“When you have two longtime industry people like Dick and Ruthie, who are very savvy, you really don’t need a manager,” Franklin told Billboard in 2003. Along the way, Franklin also established Crown Productions, which handled bookings for herself and her sons Teddy and Kecalf.
With White, she created 14th Hour Music (BMI), which published Franklin-White compositions like “Think” and “Dr. Feelgood.” Her songwriting portfolio also includes the hits “Day Dreaming,” “Ain’t No Way” and “Rock Steady.” After her 1969 divorce, Franklin launched Springtime Publishing (BMI). She also retained ownership of select masters from her later Atlantic years, a rarity for artists in 1978, when she parted ways with the label.
“Respect,” the Otis Redding song that Franklin revamped in 1967, became her first No. 1 on the Billboard Hot 100 and signature hit. It also took on a special significance in the music industry, as a rallying cry for performing artists seeking royalties for airplay. Under copyright law, only publishers and songwriters — not performers — are paid for spins of songs recorded before 1972. The 2014 Respect Act, which proposed changes to the law, has been folded into the Music Modernization Act currently before Congress.
Like any legend, Franklin leaves behind numerous ongoing projects, including a Warner Music U.K. two-CD/vinyl singles package due in September with liner notes written by soulmusic.com founder and former Billboard contributor David Nathan.
The fabled Sydney Pollack documentary companion to Amazing Grace, her seminal 1972 live gospel album, remains in legal limbo after Franklin spent years blocking its release. “We look forward to sharing the film with the world soon,” the documentary’s owner, Alan Elliott, said in a statement following her death.
Franklin told Billboard last summer that she planned to record a new album featuring collaborations with Stevie Wonder, Elton John and Lionel Richie. “We’d been talking about songs and people she wanted to collaborate with, but we hadn’t begun recording,” says songwriter/ producer Harvey Mason Jr., who worked with Franklin on various projects including her 2014 RCA album Aretha Franklin Sings the Diva Classics.
Mason is, however, co-producing a biopic on Franklin’s life, starring Jennifer Hudson, and says preproduction for the theatrical release is underway. “I spent countless hours on the phone with Aretha as she talked about how she wanted to be portrayed…Certain things that other people didn’t know, that weren’t on the Internet or in a book, that’s what she was sharing with me and Jennifer.”
Franklin’s death doesn’t mean the yet-untitled biopic will be rushed to theaters. “We’re not trying to push this out right away,” adds Mason, who will also be helming the film’s soundtrack. “We’re going to continue to develop the story and make sure it’s as legendary as she was.”
Posthumous projects should not be hurried, agrees Jampol Artist Management’s Jeff Jampol, whose firm handles the estates of Redding, Jim Morrison and Janis Joplin.

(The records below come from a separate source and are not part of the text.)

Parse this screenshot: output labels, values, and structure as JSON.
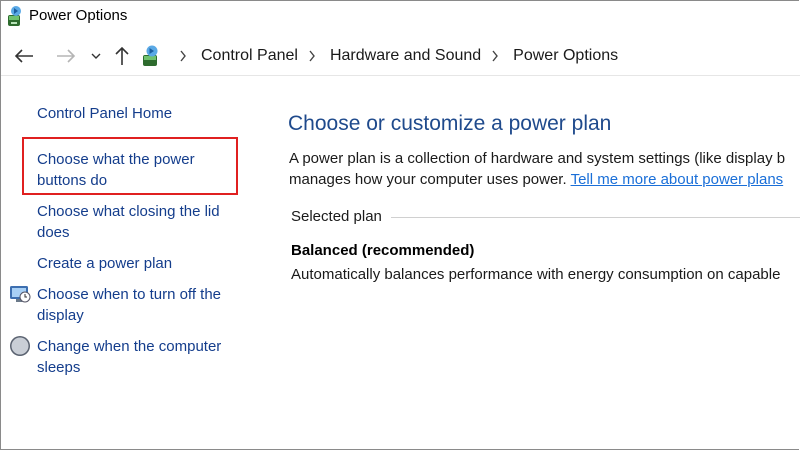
{
  "window": {
    "title": "Power Options"
  },
  "nav": {
    "breadcrumb": [
      "Control Panel",
      "Hardware and Sound",
      "Power Options"
    ]
  },
  "sidebar": {
    "home": "Control Panel Home",
    "items": [
      "Choose what the power buttons do",
      "Choose what closing the lid does",
      "Create a power plan",
      "Choose when to turn off the display",
      "Change when the computer sleeps"
    ]
  },
  "main": {
    "heading": "Choose or customize a power plan",
    "desc_line1": "A power plan is a collection of hardware and system settings (like display b",
    "desc_line2_prefix": "manages how your computer uses power.",
    "desc_link": "Tell me more about power plans",
    "selected_plan_label": "Selected plan",
    "plan_name": "Balanced (recommended)",
    "plan_desc": "Automatically balances performance with energy consumption on capable"
  },
  "icons": {
    "app": "power-options-icon",
    "back": "arrow-left-icon",
    "forward": "arrow-right-icon",
    "recent": "chevron-down-icon",
    "up": "arrow-up-icon",
    "separator": "chevron-right-icon",
    "display": "monitor-clock-icon",
    "sleep": "moon-icon"
  },
  "colors": {
    "link": "#143d8c",
    "heading": "#1f4a8c",
    "inline_link": "#1a6fd8",
    "highlight": "#e02020"
  }
}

He estimates that Franklin’s legacy could be worth as much as $1 billion, based on “the recordings, the publishing, the goodwill, the name and likeness and her value around the world.” (Franklin reportedly did not leave a will, which means a court will need to determine her heirs.)
He emphasizes that authenticity and credibility are paramount to nourishing a life’s work. “I don’t think there’s anything that needs to be done immediately,” he says. “You have to handle these things respectfully.” When it came to the dangers of music-industry exploitation, Franklin never let her guard down. The stewards of her legacy would do well to keep it like she kept her purse — in full view at all times.